Commencing this Wednesday are the 2014 Pan Pacific Para-Swimming Championships, the most prestigious meet of the year for swimmers who are Paralympic-eligible.
Team USA is sending only 45 athletes to this highly selective swim competition.
Among the distinguished athletes chosen to be on the U.S. Team at “Pan-Pac” is 16-year-old Santa Monica student Serafina King, an incoming junior at Samohi.
King, who was born with the nerve injury brachial plexis, has been swimming for almost a decade as a part of a local club swim team called Team Santa Monica, a pre-competitive group. She initially began her exercises in the pool as a substitute form of physical therapy.
Despite the fact that this disability has created nerve damage in her right arm, impacting her bicep, tricep, and scapular muscles, King has defeated any and all odds.
After years of frequent training and hard work, she qualified to be on her high school varsity swim team as a freshman, a feat for any competitive swimmer, regardless of bodily conditions.
Even with a lack of function in one of her arms, King has been training and competing against able-bodied athletes for years. It is safe to say that King has an unmatched sense of diligence and perseverance. Naturally, the sport has played a vital role in King’s life, as it has become a gateway to overcoming physical adversity.
“Not only has swimming been my favorite hobby, it’s also given me so much function,” King said.

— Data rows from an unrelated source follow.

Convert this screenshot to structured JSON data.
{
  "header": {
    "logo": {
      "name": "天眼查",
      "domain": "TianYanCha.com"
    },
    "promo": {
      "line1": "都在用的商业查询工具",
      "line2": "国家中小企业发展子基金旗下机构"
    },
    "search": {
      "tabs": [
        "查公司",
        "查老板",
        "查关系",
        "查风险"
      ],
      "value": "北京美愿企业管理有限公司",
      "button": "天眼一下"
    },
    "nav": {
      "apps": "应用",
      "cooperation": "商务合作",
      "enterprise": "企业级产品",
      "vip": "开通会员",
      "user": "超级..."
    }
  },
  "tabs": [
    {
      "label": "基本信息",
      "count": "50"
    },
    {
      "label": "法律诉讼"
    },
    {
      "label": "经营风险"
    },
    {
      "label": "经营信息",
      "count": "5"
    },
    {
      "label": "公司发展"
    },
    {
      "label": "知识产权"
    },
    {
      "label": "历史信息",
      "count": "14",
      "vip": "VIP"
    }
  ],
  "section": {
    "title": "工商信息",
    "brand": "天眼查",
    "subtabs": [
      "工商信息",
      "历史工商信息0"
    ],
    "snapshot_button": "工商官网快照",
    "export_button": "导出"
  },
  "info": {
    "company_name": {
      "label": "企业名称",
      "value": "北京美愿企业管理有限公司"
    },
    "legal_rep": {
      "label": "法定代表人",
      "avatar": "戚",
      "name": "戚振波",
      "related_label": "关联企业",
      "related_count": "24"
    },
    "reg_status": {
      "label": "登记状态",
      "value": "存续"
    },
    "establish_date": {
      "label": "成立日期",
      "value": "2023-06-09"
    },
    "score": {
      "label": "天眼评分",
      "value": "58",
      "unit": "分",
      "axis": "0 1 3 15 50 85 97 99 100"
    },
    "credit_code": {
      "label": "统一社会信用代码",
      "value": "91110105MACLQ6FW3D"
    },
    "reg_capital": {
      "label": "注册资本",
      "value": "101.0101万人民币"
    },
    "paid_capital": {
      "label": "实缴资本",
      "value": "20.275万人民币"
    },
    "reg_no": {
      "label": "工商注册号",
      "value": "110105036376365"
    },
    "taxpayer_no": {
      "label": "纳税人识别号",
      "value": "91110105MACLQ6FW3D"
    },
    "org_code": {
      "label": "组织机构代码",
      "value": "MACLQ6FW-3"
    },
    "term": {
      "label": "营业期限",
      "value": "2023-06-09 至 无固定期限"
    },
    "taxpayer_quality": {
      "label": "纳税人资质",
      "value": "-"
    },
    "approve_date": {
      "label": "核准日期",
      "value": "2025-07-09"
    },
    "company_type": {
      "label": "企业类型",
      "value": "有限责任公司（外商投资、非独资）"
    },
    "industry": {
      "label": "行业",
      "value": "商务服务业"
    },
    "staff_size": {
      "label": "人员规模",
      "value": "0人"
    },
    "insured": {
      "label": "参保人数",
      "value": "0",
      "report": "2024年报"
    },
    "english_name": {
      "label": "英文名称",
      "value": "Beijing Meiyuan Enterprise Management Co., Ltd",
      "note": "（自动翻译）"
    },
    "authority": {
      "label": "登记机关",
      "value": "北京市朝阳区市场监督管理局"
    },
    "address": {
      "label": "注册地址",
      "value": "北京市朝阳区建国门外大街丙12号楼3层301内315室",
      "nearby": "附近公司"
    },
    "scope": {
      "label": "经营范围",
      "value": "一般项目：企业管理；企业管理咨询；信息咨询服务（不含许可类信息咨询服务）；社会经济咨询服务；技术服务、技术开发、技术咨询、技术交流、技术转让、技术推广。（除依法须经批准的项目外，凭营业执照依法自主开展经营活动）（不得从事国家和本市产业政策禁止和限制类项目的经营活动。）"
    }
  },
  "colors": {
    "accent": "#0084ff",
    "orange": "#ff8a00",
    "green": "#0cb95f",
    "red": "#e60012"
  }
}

King only has about 60 percent of rotation and muscle function in her right arm. Her consistency and work ethic have led to beneficial bodily results.
“I’ve gained a lot of muscle and have a lot more flexibility,” King said. “I can perform a lot more movement than I could a few years ago, which is amazing.”
King, however, highlighted more so the friendships she has created and fostered throughout her journey as an athlete, revealing the impact of genuine relationships in her life.
“I’ve known most of my club swim teammates for the past nine years,” King said. “I’ve basically grown up with them.”
In lieu of the upcoming Para-Swimming Champions, her teammates and friends have been all the more supportive.
“They’re planning on bringing signs and putting on face paint,” King said.
Of course, King accredits her success to her parents and refers to them as her greatest supporters, as they have been her foundation since the very beginning, when she first set foot into the swimming pool as a seven-year-old trying to avoid physical therapy sessions.
Over the years, King’s drive and skill have undoubtedly enhanced. A visible result of her time commitment and commendable effort is the fact that she will be competing against athletes from 18 different countries at the “Pan-Pac” championships next week.
King will be competing in four events, with three being freestyle races, though she refers to the backstroke as her choice of swimming style. She will be participating in the 400-meter freestyle, 100-meter backstroke, 50-meter freestyle, and 100-meter freestyle events, as a part of the S10 classification, which categorizes athletes with the least disability.
King qualified for the upcoming championships with her top performance times at the 2014 Spring Paralympic Swimming National Championships in March.
The 2014 Pan Pacific Para-Swimming Championships will be taking place Aug. 6-10 at the Rose Bowl Aquatics Center in Pasadena. Admission to the competition is free, with the exception of the Opening Ceremony on Aug. 4. (Tickets to the Opening Ceremony are $25 and can be purchased online.) Preliminaries will begin at 9:30 am, with finals starting at 4:30 pm.